The Culture of the Doughnut


#1

To realise the doughnut economy (or another sustainable alternative) require a global cultural change. When I read the book, I realised that the concept touches on nearly all aspects of culture, in particular when we work on the implementation. All the discussions on change management are peanuts in comparison. Just for clarification I may add that I consider culture as a way of thinking, acting and feeling of a group of people; in this case world population.

Relevant aspects of culture include the following.

  • more focus on the community and a partial reversal of individualism
  • a change in values, such as an alternative for the blind focus on growth
  • more awareness of dependence on the environment
  • a global involvement
  • different rules and their implementation
  • other symbols and heroes
  • a different basis for status and power
  • adaptation of jobs
  • more change tolerance

Such a change may also include different role patterns for men and women and a different balance in the nature – nurture discussion (dealing with undesirable or no longer functional nature aspects).

In more general terms the doughnut economy would include a restructuring of our societies. As a consequence the co-operation between states needs to be strongly enhanced, decreasing the amount of sovereignty. The latter is such a fundamental principle of how the world is organised that it requires years of discussions, treaties and the like. The climate summit in Katowice is not even a warming-up. At the other end of the scale the individual also needs to change and become less self-centred and more community minded. You cannot even imagine how many vested interests need to taken down and how strong the reaction will be if you start trying to do so; again: across the whole spectrum from individual to the state.

Resistance is no reason for not trying and we even need more than trying; we need implementation. Culture can help, if only by taking it into consideration. We could start with a proper overview of the concept of culture (like my latest book and website) and apply it to the doughnut; not just icing but part of the recipe. This application of culture would be a book in itself.

I would like to have my doughnut and eat it too!


#2

If what you have written is true, then the doughnut is much too broad in scope to allow us to better understand it. It is simply an excuse for writing about everything concerning our society.

Instead, let us refine the approach and stick to the social system, which is a lot more specific and directly deals with the things that count in the national economy. How our social system works should be the paramount subject for study here. I can tell you how, but you will need to read my book and that means patience and love of sincerely trying to understand.

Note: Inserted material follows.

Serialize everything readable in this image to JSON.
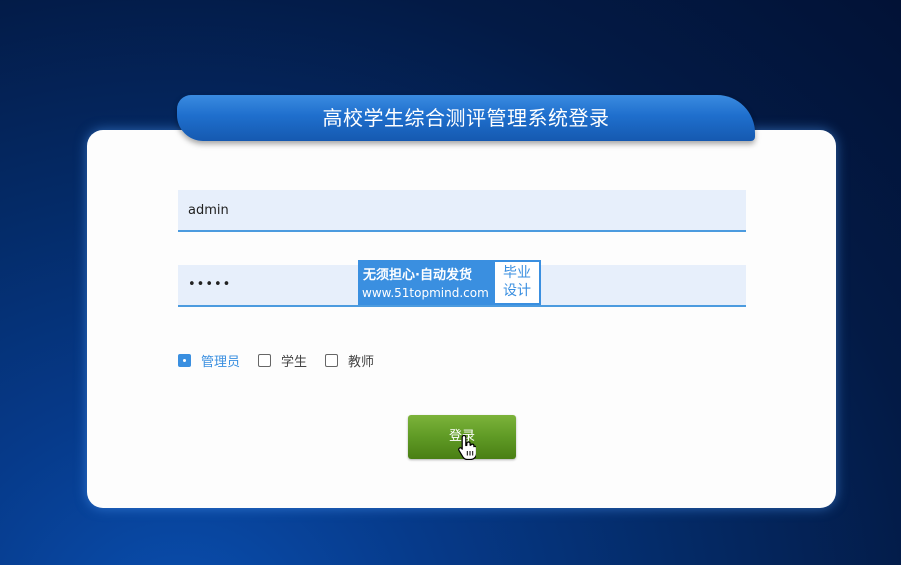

I am opposed to the doughnut philosophy because it tries to incorporate so much when there is already much confusion even when less is included. We need to follow Einstein’s criterion for making good science as simple as possible without it being over-simplified. Read my SSRN 2865571 “Einstein’s Criterion Applied to Logical Macroeconomics Modeling” and then appreciate that the Doughnut is a bit t